YOUR TASK =>
Retype every entry word for word. Omit the pictures.

##### INPUT MATERIAL

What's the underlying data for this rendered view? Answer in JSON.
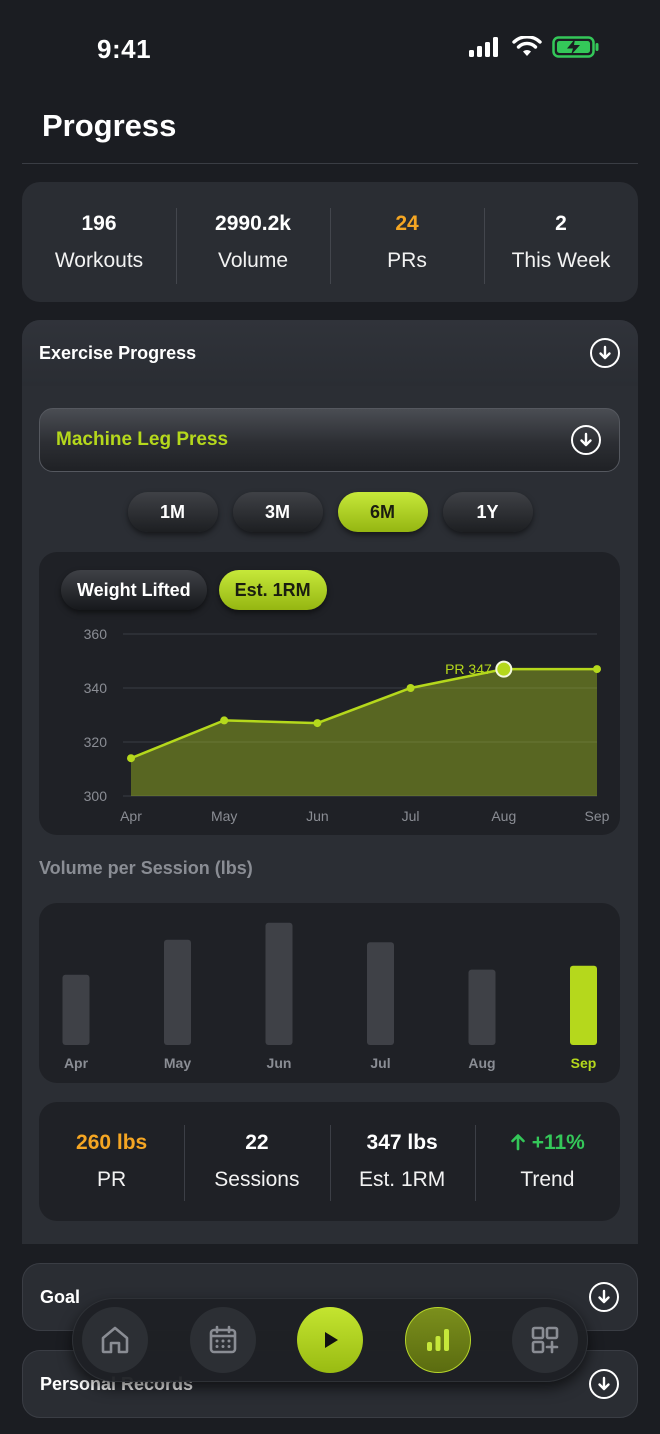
{
  "status_bar": {
    "time": "9:41"
  },
  "page": {
    "title": "Progress"
  },
  "stats": [
    {
      "value": "196",
      "label": "Workouts",
      "color": "#ffffff"
    },
    {
      "value": "2990.2k",
      "label": "Volume",
      "color": "#ffffff"
    },
    {
      "value": "24",
      "label": "PRs",
      "color": "#f5a623"
    },
    {
      "value": "2",
      "label": "This Week",
      "color": "#ffffff"
    }
  ],
  "exercise_progress": {
    "title": "Exercise Progress",
    "selected_exercise": "Machine Leg Press",
    "ranges": [
      {
        "label": "1M",
        "active": false
      },
      {
        "label": "3M",
        "active": false
      },
      {
        "label": "6M",
        "active": true
      },
      {
        "label": "1Y",
        "active": false
      }
    ],
    "metrics": [
      {
        "label": "Weight Lifted",
        "active": false
      },
      {
        "label": "Est. 1RM",
        "active": true
      }
    ],
    "volume_title": "Volume per Session (lbs)",
    "summary": [
      {
        "value": "260 lbs",
        "label": "PR",
        "color": "#f5a623"
      },
      {
        "value": "22",
        "label": "Sessions",
        "color": "#ffffff"
      },
      {
        "value": "347 lbs",
        "label": "Est. 1RM",
        "color": "#ffffff"
      },
      {
        "value": "+11%",
        "label": "Trend",
        "color": "#34c759",
        "icon": "arrow-up-icon"
      }
    ]
  },
  "chart_data": [
    {
      "type": "area",
      "categories": [
        "Apr",
        "May",
        "Jun",
        "Jul",
        "Aug",
        "Sep"
      ],
      "values": [
        314,
        328,
        327,
        340,
        347,
        347
      ],
      "ylim": [
        300,
        360
      ],
      "yticks": [
        "300",
        "320",
        "340",
        "360"
      ],
      "annotation": {
        "text": "PR 347",
        "category": "Aug",
        "value": 347
      },
      "grid": true,
      "color": "#b5d81c"
    },
    {
      "type": "bar",
      "categories": [
        "Apr",
        "May",
        "Jun",
        "Jul",
        "Aug",
        "Sep"
      ],
      "values": [
        54,
        81,
        94,
        79,
        58,
        61
      ],
      "highlight": "Sep",
      "highlight_color": "#b5d81c",
      "bar_color": "#3f4147"
    }
  ],
  "sections": [
    {
      "title": "Goal"
    },
    {
      "title": "Personal Records"
    }
  ],
  "nav": [
    {
      "name": "home-icon"
    },
    {
      "name": "calendar-icon"
    },
    {
      "name": "play-icon"
    },
    {
      "name": "stats-icon"
    },
    {
      "name": "add-widget-icon"
    }
  ],
  "colors": {
    "accent": "#b5d81c",
    "pr_orange": "#f5a623",
    "trend_green": "#34c759",
    "background": "#1b1d22"
  }
}
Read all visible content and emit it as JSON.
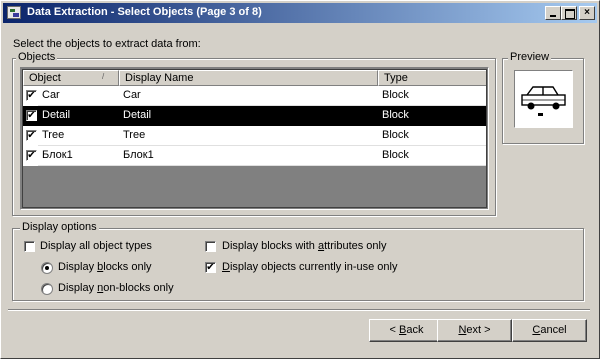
{
  "window": {
    "title": "Data Extraction - Select Objects (Page 3 of 8)",
    "controls": {
      "close": "×"
    }
  },
  "instruction": "Select the objects to extract data from:",
  "objects_group": {
    "legend": "Objects",
    "columns": [
      "Object",
      "Display Name",
      "Type"
    ],
    "rows": [
      {
        "checked": true,
        "object": "Car",
        "display_name": "Car",
        "type": "Block",
        "selected": false
      },
      {
        "checked": true,
        "object": "Detail",
        "display_name": "Detail",
        "type": "Block",
        "selected": true
      },
      {
        "checked": true,
        "object": "Tree",
        "display_name": "Tree",
        "type": "Block",
        "selected": false
      },
      {
        "checked": true,
        "object": "Блок1",
        "display_name": "Блок1",
        "type": "Block",
        "selected": false
      }
    ],
    "checkmark": "✔"
  },
  "preview": {
    "legend": "Preview",
    "icon": "car-block-icon"
  },
  "display_options": {
    "legend": "Display options",
    "all_object_types": {
      "label": "Display all object types",
      "checked": false
    },
    "blocks_only": {
      "pre": "Display ",
      "u": "b",
      "post": "locks only",
      "selected": true
    },
    "non_blocks_only": {
      "pre": "Display ",
      "u": "n",
      "post": "on-blocks only",
      "selected": false
    },
    "blocks_with_attributes": {
      "pre": "Display blocks with ",
      "u": "a",
      "post": "ttributes only",
      "checked": false
    },
    "in_use_only": {
      "pre": "",
      "u": "D",
      "post": "isplay objects currently in-use only",
      "checked": true
    }
  },
  "buttons": {
    "back": {
      "pre": "< ",
      "u": "B",
      "post": "ack"
    },
    "next": {
      "pre": "",
      "u": "N",
      "post": "ext >"
    },
    "cancel": {
      "pre": "",
      "u": "C",
      "post": "ancel"
    }
  },
  "colors": {
    "titlebar_start": "#0a246a",
    "titlebar_end": "#a6caf0",
    "face": "#d4d0c8",
    "selection": "#000000"
  }
}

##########

REPLY =>
What's the underlying data for this rendered view? Answer in JSON.
{
  "status_bar": {
    "time": "9:41"
  },
  "page": {
    "title": "Progress"
  },
  "stats": [
    {
      "value": "196",
      "label": "Workouts",
      "color": "#ffffff"
    },
    {
      "value": "2990.2k",
      "label": "Volume",
      "color": "#ffffff"
    },
    {
      "value": "24",
      "label": "PRs",
      "color": "#f5a623"
    },
    {
      "value": "2",
      "label": "This Week",
      "color": "#ffffff"
    }
  ],
  "exercise_progress": {
    "title": "Exercise Progress",
    "selected_exercise": "Machine Leg Press",
    "ranges": [
      {
        "label": "1M",
        "active": false
      },
      {
        "label": "3M",
        "active": false
      },
      {
        "label": "6M",
        "active": true
      },
      {
        "label": "1Y",
        "active": false
      }
    ],
    "metrics": [
      {
        "label": "Weight Lifted",
        "active": false
      },
      {
        "label": "Est. 1RM",
        "active": true
      }
    ],
    "volume_title": "Volume per Session (lbs)",
    "summary": [
      {
        "value": "260 lbs",
        "label": "PR",
        "color": "#f5a623"
      },
      {
        "value": "22",
        "label": "Sessions",
        "color": "#ffffff"
      },
      {
        "value": "347 lbs",
        "label": "Est. 1RM",
        "color": "#ffffff"
      },
      {
        "value": "+11%",
        "label": "Trend",
        "color": "#34c759",
        "icon": "arrow-up-icon"
      }
    ]
  },
  "chart_data": [
    {
      "type": "area",
      "categories": [
        "Apr",
        "May",
        "Jun",
        "Jul",
        "Aug",
        "Sep"
      ],
      "values": [
        314,
        328,
        327,
        340,
        347,
        347
      ],
      "ylim": [
        300,
        360
      ],
      "yticks": [
        "300",
        "320",
        "340",
        "360"
      ],
      "annotation": {
        "text": "PR 347",
        "category": "Aug",
        "value": 347
      },
      "grid": true,
      "color": "#b5d81c"
    },
    {
      "type": "bar",
      "categories": [
        "Apr",
        "May",
        "Jun",
        "Jul",
        "Aug",
        "Sep"
      ],
      "values": [
        54,
        81,
        94,
        79,
        58,
        61
      ],
      "highlight": "Sep",
      "highlight_color": "#b5d81c",
      "bar_color": "#3f4147"
    }
  ],
  "sections": [
    {
      "title": "Goal"
    },
    {
      "title": "Personal Records"
    }
  ],
  "nav": [
    {
      "name": "home-icon"
    },
    {
      "name": "calendar-icon"
    },
    {
      "name": "play-icon"
    },
    {
      "name": "stats-icon"
    },
    {
      "name": "add-widget-icon"
    }
  ],
  "colors": {
    "accent": "#b5d81c",
    "pr_orange": "#f5a623",
    "trend_green": "#34c759",
    "background": "#1b1d22"
  }
}
Read all visible content and emit it as JSON.
{
  "window": {
    "title": "Data Extraction - Select Objects (Page 3 of 8)",
    "controls": {
      "close": "×"
    }
  },
  "instruction": "Select the objects to extract data from:",
  "objects_group": {
    "legend": "Objects",
    "columns": [
      "Object",
      "Display Name",
      "Type"
    ],
    "rows": [
      {
        "checked": true,
        "object": "Car",
        "display_name": "Car",
        "type": "Block",
        "selected": false
      },
      {
        "checked": true,
        "object": "Detail",
        "display_name": "Detail",
        "type": "Block",
        "selected": true
      },
      {
        "checked": true,
        "object": "Tree",
        "display_name": "Tree",
        "type": "Block",
        "selected": false
      },
      {
        "checked": true,
        "object": "Блок1",
        "display_name": "Блок1",
        "type": "Block",
        "selected": false
      }
    ],
    "checkmark": "✔"
  },
  "preview": {
    "legend": "Preview",
    "icon": "car-block-icon"
  },
  "display_options": {
    "legend": "Display options",
    "all_object_types": {
      "label": "Display all object types",
      "checked": false
    },
    "blocks_only": {
      "pre": "Display ",
      "u": "b",
      "post": "locks only",
      "selected": true
    },
    "non_blocks_only": {
      "pre": "Display ",
      "u": "n",
      "post": "on-blocks only",
      "selected": false
    },
    "blocks_with_attributes": {
      "pre": "Display blocks with ",
      "u": "a",
      "post": "ttributes only",
      "checked": false
    },
    "in_use_only": {
      "pre": "",
      "u": "D",
      "post": "isplay objects currently in-use only",
      "checked": true
    }
  },
  "buttons": {
    "back": {
      "pre": "< ",
      "u": "B",
      "post": "ack"
    },
    "next": {
      "pre": "",
      "u": "N",
      "post": "ext >"
    },
    "cancel": {
      "pre": "",
      "u": "C",
      "post": "ancel"
    }
  },
  "colors": {
    "titlebar_start": "#0a246a",
    "titlebar_end": "#a6caf0",
    "face": "#d4d0c8",
    "selection": "#000000"
  }
}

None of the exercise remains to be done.